CUNA Comment Letter

Proposed Guidance on Garnishment of Federal Benefit Payments

November 27, 2007

Ms. Mary Rupp
Secretary of the Board
National Credit Union Administration
1775 Duke Street
Alexandria, VA 22314-3428

Dear Ms. Rupp:

This letter responds to the request for comments from the National Credit Union Administration Board regarding Proposed Guidance on Garnishment of Exempt Federal Benefit Funds, issued in conjunction with the other federal financial institution regulatory agencies. By way of background, CUNA represents approximately 90 percent of our nation’s 8,400 state and federal credit unions, which serve close to 87 million members. The positions reflected in this letter were developed under the auspices of CUNA’s Federal Credit union and Consumer Protection Subcommittees.[p>

Summary of CUNA’s Position

Discussion of CUNA’s Points

The agencies’ proposed guidance seeks to address the problematic situation that arises when a financial institution receives a garnishment order from a court under state law that could affect federal benefit funds, such as Social Security benefits, Supplement Security Income benefits, Veterans’ benefits, Federal Civil Service retirement benefits and Federal Railroad retirement benefits, despite the fact that such funds are exempted from garnishment by federal law. While financial institutions are aware they must comply with federal law, institutions have understandably not wanted to ignore enforceable garnishment orders from state courts, particularly since in some states they may be liable for funds withdrawn by the consumer/debtor after the receipt of the order.

To address the complex intersection between state and federal law, the regulators have proposed nine best practices to guide financial institutions as they wrestle with their overlapping compliance responsibilities.

We strongly agree that financial institutions must comply with all applicable laws, including the federal statutes that exempt certain federal benefits from garnishment. We also agree that institutions should have reasonable policies to deal with the processing of garnishments. Nonetheless, we have a number of concerns about the agencies’ approach to the treatment of garnishments and the nine directives that have been proposed. We discuss our issues below.
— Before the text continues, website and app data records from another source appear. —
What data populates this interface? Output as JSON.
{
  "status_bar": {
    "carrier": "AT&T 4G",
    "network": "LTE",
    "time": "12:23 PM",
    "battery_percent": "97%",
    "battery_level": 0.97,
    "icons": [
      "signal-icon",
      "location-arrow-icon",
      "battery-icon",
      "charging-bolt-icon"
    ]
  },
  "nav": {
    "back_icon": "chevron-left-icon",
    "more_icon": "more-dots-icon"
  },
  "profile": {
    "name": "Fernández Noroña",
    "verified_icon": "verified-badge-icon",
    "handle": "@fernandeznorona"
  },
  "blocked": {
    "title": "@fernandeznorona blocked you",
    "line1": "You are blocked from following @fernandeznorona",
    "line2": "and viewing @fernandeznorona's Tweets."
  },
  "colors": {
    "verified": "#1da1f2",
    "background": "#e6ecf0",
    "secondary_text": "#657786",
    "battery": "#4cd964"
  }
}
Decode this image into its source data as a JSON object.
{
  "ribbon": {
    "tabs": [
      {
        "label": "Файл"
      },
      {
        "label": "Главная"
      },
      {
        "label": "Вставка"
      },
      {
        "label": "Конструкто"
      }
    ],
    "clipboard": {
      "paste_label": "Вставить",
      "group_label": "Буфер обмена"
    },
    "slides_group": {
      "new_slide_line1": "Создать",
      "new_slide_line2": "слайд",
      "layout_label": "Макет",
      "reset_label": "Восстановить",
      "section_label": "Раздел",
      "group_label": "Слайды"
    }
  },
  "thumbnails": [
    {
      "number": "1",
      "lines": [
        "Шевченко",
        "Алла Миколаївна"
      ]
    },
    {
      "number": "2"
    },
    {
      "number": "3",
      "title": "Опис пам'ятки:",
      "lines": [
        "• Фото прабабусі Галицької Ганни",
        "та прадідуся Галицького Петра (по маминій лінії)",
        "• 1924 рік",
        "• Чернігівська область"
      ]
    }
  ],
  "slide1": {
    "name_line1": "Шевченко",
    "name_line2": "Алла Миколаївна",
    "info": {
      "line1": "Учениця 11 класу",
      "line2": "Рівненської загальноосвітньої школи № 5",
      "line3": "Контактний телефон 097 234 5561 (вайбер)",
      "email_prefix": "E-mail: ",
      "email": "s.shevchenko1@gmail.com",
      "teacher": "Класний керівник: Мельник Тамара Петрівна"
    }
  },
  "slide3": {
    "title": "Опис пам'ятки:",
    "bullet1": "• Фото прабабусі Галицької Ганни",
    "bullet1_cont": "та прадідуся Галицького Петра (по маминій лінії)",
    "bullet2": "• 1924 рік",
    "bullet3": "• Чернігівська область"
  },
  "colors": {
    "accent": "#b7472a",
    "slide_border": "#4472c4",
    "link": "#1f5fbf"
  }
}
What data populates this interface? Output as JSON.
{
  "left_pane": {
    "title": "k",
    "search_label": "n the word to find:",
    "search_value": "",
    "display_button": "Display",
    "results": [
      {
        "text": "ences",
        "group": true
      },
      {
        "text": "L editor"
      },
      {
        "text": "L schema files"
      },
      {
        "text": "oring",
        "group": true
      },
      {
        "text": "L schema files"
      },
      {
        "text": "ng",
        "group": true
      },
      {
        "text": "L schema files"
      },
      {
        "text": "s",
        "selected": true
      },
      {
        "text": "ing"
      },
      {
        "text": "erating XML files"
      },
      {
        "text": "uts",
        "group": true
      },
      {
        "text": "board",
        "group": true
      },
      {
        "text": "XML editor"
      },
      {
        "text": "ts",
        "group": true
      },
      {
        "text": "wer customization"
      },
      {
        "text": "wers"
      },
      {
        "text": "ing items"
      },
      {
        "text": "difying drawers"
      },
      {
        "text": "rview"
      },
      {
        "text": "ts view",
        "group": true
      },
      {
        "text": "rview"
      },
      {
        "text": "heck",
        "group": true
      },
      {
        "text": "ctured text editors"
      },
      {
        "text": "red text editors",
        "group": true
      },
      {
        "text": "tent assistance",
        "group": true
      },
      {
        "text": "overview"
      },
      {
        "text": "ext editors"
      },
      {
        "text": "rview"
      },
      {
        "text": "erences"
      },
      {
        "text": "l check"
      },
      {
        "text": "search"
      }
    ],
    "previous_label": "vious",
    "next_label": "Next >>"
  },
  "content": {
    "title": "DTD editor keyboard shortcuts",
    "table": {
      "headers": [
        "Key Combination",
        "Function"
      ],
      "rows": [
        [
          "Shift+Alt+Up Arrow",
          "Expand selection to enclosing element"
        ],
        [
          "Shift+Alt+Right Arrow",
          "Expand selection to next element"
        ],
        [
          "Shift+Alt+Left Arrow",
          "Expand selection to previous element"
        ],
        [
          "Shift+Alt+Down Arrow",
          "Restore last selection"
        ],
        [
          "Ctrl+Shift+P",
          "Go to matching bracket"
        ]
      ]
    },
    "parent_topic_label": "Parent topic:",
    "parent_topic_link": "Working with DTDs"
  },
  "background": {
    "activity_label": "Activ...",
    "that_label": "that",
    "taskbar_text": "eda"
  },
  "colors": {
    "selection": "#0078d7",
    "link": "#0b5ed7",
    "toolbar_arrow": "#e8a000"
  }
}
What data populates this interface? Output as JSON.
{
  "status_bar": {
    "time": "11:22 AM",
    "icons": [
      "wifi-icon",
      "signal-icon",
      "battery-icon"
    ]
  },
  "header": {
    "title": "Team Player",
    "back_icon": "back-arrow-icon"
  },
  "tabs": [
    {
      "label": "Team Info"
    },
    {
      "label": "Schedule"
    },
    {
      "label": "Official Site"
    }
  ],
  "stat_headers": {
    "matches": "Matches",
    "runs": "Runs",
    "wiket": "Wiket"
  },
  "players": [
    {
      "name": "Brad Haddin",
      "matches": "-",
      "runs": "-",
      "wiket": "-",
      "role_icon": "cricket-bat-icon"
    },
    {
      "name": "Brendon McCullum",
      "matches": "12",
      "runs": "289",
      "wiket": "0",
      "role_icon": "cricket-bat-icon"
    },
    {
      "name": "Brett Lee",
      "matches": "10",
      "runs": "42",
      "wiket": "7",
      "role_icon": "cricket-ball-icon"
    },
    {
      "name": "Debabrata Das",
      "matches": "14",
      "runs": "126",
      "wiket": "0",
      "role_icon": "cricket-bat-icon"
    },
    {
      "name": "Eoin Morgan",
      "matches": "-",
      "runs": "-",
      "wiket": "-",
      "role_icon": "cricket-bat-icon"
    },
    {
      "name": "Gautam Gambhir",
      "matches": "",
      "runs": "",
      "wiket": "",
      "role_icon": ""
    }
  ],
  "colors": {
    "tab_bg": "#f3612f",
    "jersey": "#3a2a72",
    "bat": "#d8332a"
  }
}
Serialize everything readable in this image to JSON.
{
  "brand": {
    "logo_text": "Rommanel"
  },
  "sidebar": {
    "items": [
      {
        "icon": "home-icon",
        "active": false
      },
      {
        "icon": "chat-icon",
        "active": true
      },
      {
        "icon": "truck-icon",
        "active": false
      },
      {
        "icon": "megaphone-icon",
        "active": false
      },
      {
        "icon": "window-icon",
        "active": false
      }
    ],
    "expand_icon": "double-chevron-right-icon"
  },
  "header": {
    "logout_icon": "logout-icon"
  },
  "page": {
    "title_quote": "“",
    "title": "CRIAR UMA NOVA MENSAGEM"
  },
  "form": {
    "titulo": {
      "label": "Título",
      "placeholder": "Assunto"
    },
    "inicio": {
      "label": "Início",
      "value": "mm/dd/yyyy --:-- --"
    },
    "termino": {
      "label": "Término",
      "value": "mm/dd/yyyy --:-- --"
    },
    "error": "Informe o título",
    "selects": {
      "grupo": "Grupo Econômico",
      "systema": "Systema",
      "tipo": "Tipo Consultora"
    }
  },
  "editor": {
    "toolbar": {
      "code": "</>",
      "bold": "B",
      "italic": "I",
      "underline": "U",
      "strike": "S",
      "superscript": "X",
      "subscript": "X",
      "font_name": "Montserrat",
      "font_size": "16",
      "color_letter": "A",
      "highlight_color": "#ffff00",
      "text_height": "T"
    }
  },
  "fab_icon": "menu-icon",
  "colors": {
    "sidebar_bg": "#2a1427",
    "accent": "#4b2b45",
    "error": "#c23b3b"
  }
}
However, before we discuss the details of the guidance, we recommend the agencies consider another approach. From a public policy standpoint, we think the burden of policing garnishment orders should not be the responsibility of financial institutions, which after all are third parties to the process and are buckling under too many rules and guidelines already.

Rather, we believe this is primarily a state issue and recommend that federal policymakers coordinate with the National Conference of State Legislators to address concerns through model statutory language that all states would be encouraged to adopt, if they haven’t already. We think the objectives of such language would be to encourage greater uniformity in garnishment proceedings; ensure adequate notice is provided to consumers by the courts that are reviewing the claims for garnishment; that such notices spell out the exemptions for federal benefit funds; and that the courts should work with the parties through the hearing or review process to develop garnishment orders that recognize the amount of such funds that are exempt.

In short, we believe consumers should be fully informed of their rights and the significance of the exemptions but financial institutions cannot and should not assume all of the responsibilities the best practices outline.

Regarding the specific practices the regulators are recommending, we have the following comments.

In closing, financial institutions should be encouraged to develop and maintain sound policies for dealing with garnishments in a pro-consumer manner, recognizing the practical constraints on their operations. However, we believe that a number of legal concerns regarding the processing of garnishments are more appropriately the purview of state courts and the parties to the garnishment proceeding, rather than the third party financial institutions. Credit unions want to uphold the law and make every effort to do so but should not be expected, even through best practices, to assume responsibilities that belong to others.

We would welcome the opportunity to discuss our views if you have questions and thank you for the opportunity to comment.


Mary Mitchell Dunn
Senior Vice President
and Deputy General Counsel